The Special Rapporteur emphasized that through such laws, more than 1600 non-governmental organizations have been closed in the country, according to the information he received.
“The situation is tense, even in our capacity. We have not been able to enter the country. Those I’ve been able to speak with have said that their properties were confiscated. We’re now seeing other countries attempt to replicate this dire situation for civic space, and my mandate wants to prevent that. That’s why I came to Central America”, the Special Rapporteur said.
The closure of these spaces has worsened since the approval of the Law for the Regulation of Foreign Agents passed by the Nicaraguan congress in September 2020, which was used as a pretext to close civil society organizations in the country.

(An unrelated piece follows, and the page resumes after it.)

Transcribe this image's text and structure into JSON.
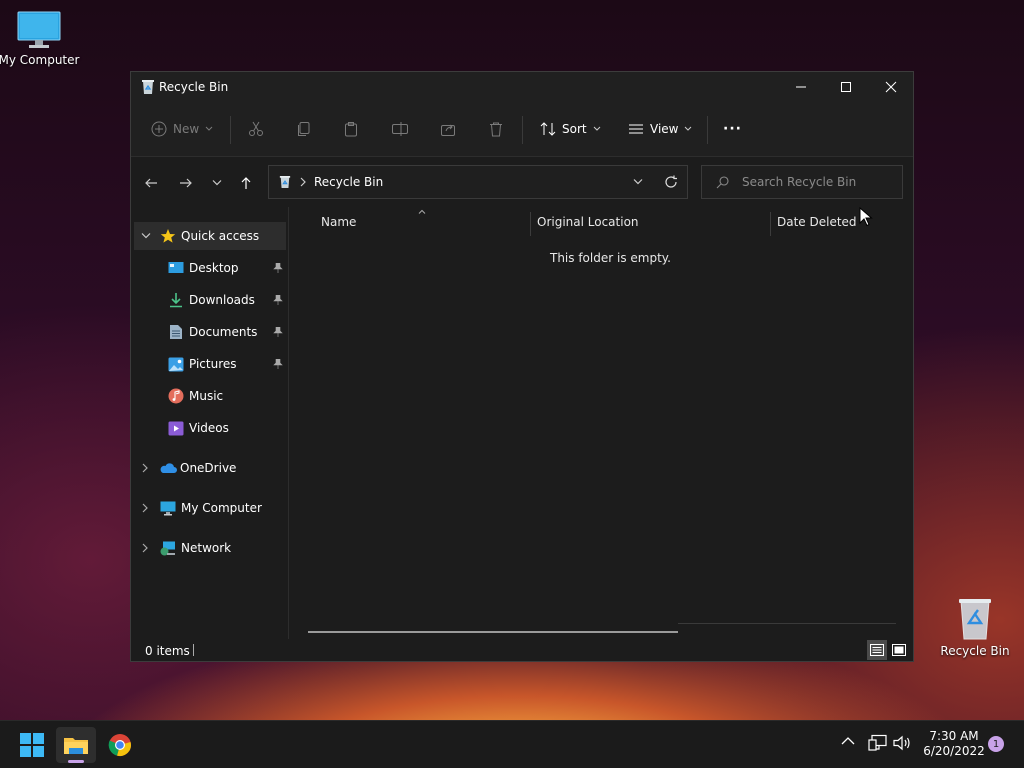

The month of its adoption, the mandate sent a communication to the Government of Nicaragua expressing its concern about the incompatibility of the Law on Foreign Agents and the Law on Cybercrimes with the country’s international obligations, particularly with regard to human rights. The Special Rapporteur stated that the law’s scope of application was overly broad and lacked in clarity. This legislation prohibits those classified as “foreign agents” from intervening in Nicaraguan affairs, political issues or internal activities, without these terms being clearly defined.
Similarly, in the region, the Government of El Salvador is in discussion since 2021 to adopt a similar law which has raised concerns across various sectors, as they fear it will generate a similar situation to the one in Nicaragua and will lead to the closure of hundreds of civil society organizations.
Among others, the Special Rapporteur expressed his concerns about provisions creating a registry of foreign agents that severely limits access to funds from external sources. The Special Rapporteur stressed that he was gladto receive a reply from the Government stating that the consideration of this law had been suspended.
In Guatemala, the Rapporteur raised his concerns over the abuse of emergency measures to prohibit and suppress peaceful protests, in addition to the increased militarization and politicization of civic protests. These concerns were conveyed to the authorities through an official communication.
Honduras is also one of the countries in the region that has warranted particular attention from the Special Rapporteur’s mandate.. Mr Voule has shared his concerns through official channels with the Government over the criminalization of, as well as the attacks and judicial harassment against civil society leaders, which has resulted in several deaths.
On the Rapporteur’s mandate
Mr. Clément Nyaletsossi Voule was appointed Special Rapporteur on the rights to freedom of peaceful assembly and of association by the Human Rights Council and assumed his functions in April 2018.
The mandate he holds submits annual reports to the Human Rights Council and the United Nations General Assembly, as well as conducts official country visits to assess the situation with regards to the rights to freedom of peaceful assembly and of association in a country, and present recommendations.
The Special Rapporteur additionally transmits urgent appeals, other letters, and letters of allegation to Member States on alleged violations of the rights to freedom of association and peaceful assembly.
In June 2022, the Special Rapporteur presented to the Human Rights Council his most recent thematic report on “Access to resources”, as well as his report on: “The Protection of human rights in the context of peaceful protests during crisis situations.”